And finally an example of some of the wine-making kit we saw.  These are the robotic lagares at Sandeman’s Quinta do Seixo – the modern version of the place where all the grape treading goes on.  See the robotic feet at the far end.

Below is a complete list of the significant wine and food related events on our trip.  Those marked with a star, were set up as part of the Port Explorers Tour.  I am not going to get round to writing about all of these, so if you want an opinion get in touch – use the comment box or drop me an email.

Port Lodges
Taylor’s (touristy tour and tasting)
Sandeman’s (touristy tour and tasting)
Dalva (tasting, in shop only)
Porto Poças (tour and tasting) *
Burmester (tour and tasting) *
Offley (tour and tasting) *
J H Andresen (tour and tasting) *
Graham’s (tour and tasting)

Quintas in the Douro
Pintas, Wine and Soul (tour and tasting) *
Passadouro (dinner) *
Seixo (tour, tasting and lunch) *
Crasto (tour, tasting and dinner) *
Tedo (tour, tasting and lunch) *
Vista Alegre (tour and tasting) *
Cavadinha (tour and tasting) *
Quinta do Portal (tour, tasting and lunch) *

Vinho Verde
Casal do Paço (tour, tasting and lunch) *

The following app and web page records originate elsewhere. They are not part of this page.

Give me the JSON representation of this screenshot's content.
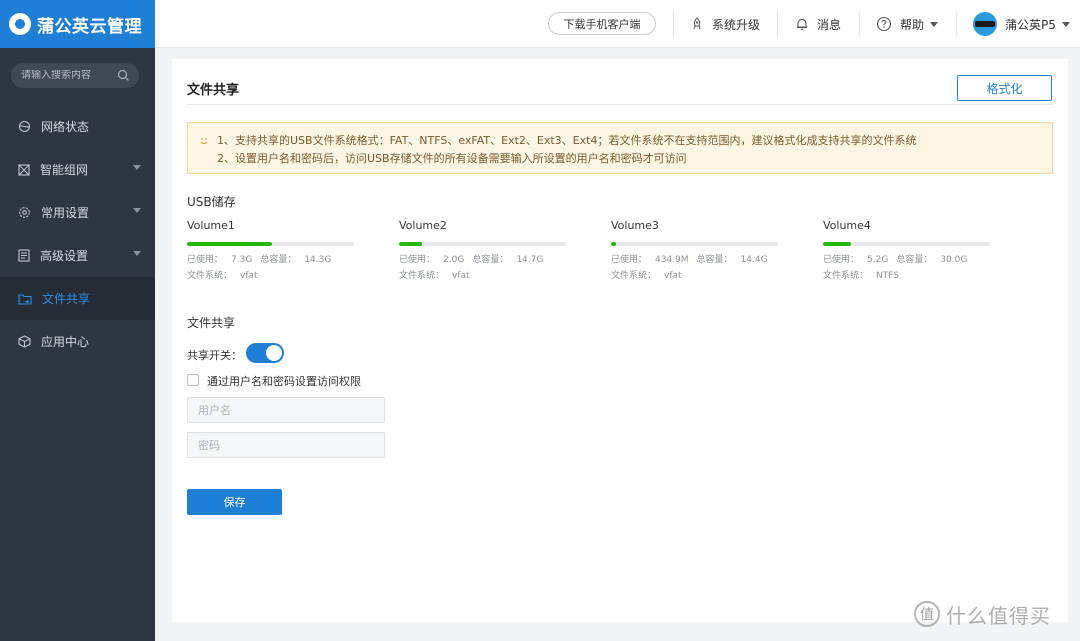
{
  "header": {
    "brand": "蒲公英云管理",
    "download_client": "下载手机客户端",
    "upgrade": "系统升级",
    "messages": "消息",
    "help": "帮助",
    "device": "蒲公英P5"
  },
  "sidebar": {
    "search_placeholder": "请输入搜索内容",
    "items": [
      {
        "label": "网络状态",
        "icon": "globe-icon",
        "expandable": false,
        "active": false
      },
      {
        "label": "智能组网",
        "icon": "network-icon",
        "expandable": true,
        "active": false
      },
      {
        "label": "常用设置",
        "icon": "gear-icon",
        "expandable": true,
        "active": false
      },
      {
        "label": "高级设置",
        "icon": "document-icon",
        "expandable": true,
        "active": false
      },
      {
        "label": "文件共享",
        "icon": "folder-share-icon",
        "expandable": false,
        "active": true
      },
      {
        "label": "应用中心",
        "icon": "cube-icon",
        "expandable": false,
        "active": false
      }
    ]
  },
  "main": {
    "title": "文件共享",
    "format_button": "格式化",
    "notice": [
      "1、支持共享的USB文件系统格式：FAT、NTFS、exFAT、Ext2、Ext3、Ext4；若文件系统不在支持范围内，建议格式化成支持共享的文件系统",
      "2、设置用户名和密码后，访问USB存储文件的所有设备需要输入所设置的用户名和密码才可访问"
    ],
    "usb_title": "USB储存",
    "labels": {
      "used": "已使用：",
      "total": "总容量：",
      "fs": "文件系统："
    },
    "volumes": [
      {
        "name": "Volume1",
        "used": "7.3G",
        "total": "14.3G",
        "fs": "vfat",
        "usage": 0.51
      },
      {
        "name": "Volume2",
        "used": "2.0G",
        "total": "14.7G",
        "fs": "vfat",
        "usage": 0.14
      },
      {
        "name": "Volume3",
        "used": "434.9M",
        "total": "14.4G",
        "fs": "vfat",
        "usage": 0.03
      },
      {
        "name": "Volume4",
        "used": "5.2G",
        "total": "30.0G",
        "fs": "NTFS",
        "usage": 0.17
      }
    ],
    "share_title": "文件共享",
    "share_switch_label": "共享开关：",
    "share_enabled": true,
    "auth_checkbox_label": "通过用户名和密码设置访问权限",
    "auth_enabled": false,
    "username_placeholder": "用户名",
    "username_value": "",
    "password_placeholder": "密码",
    "password_value": "",
    "save_button": "保存"
  },
  "watermark": {
    "badge": "值",
    "text": "什么值得买"
  },
  "colors": {
    "brand": "#1f7fd6",
    "sidebar": "#2e3641",
    "progress": "#27b90f",
    "notice_bg": "#fdf6e4"
  }
}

Dom Luis – Vila Nova de Gaia (lunch)
Fishe Fixe – Porto (two lunches)
Majestic Café – Porto (dinner)
Adega e Presuntaria Transmontana II – Vila Nova de Gaia (dinner) *
Ar de Rio – Vila Nova de Gaia (lunch) *
Bufete Fase – Porto (Francesinha bar for dinner) *
Pedro Lemos – Porto (dinner) *
Rui Paula, DOC – Folgosa (lunch) *
LBV 79 – Pinhõa (dinner) *
Rui Paula, DOP – Porto (dinner) *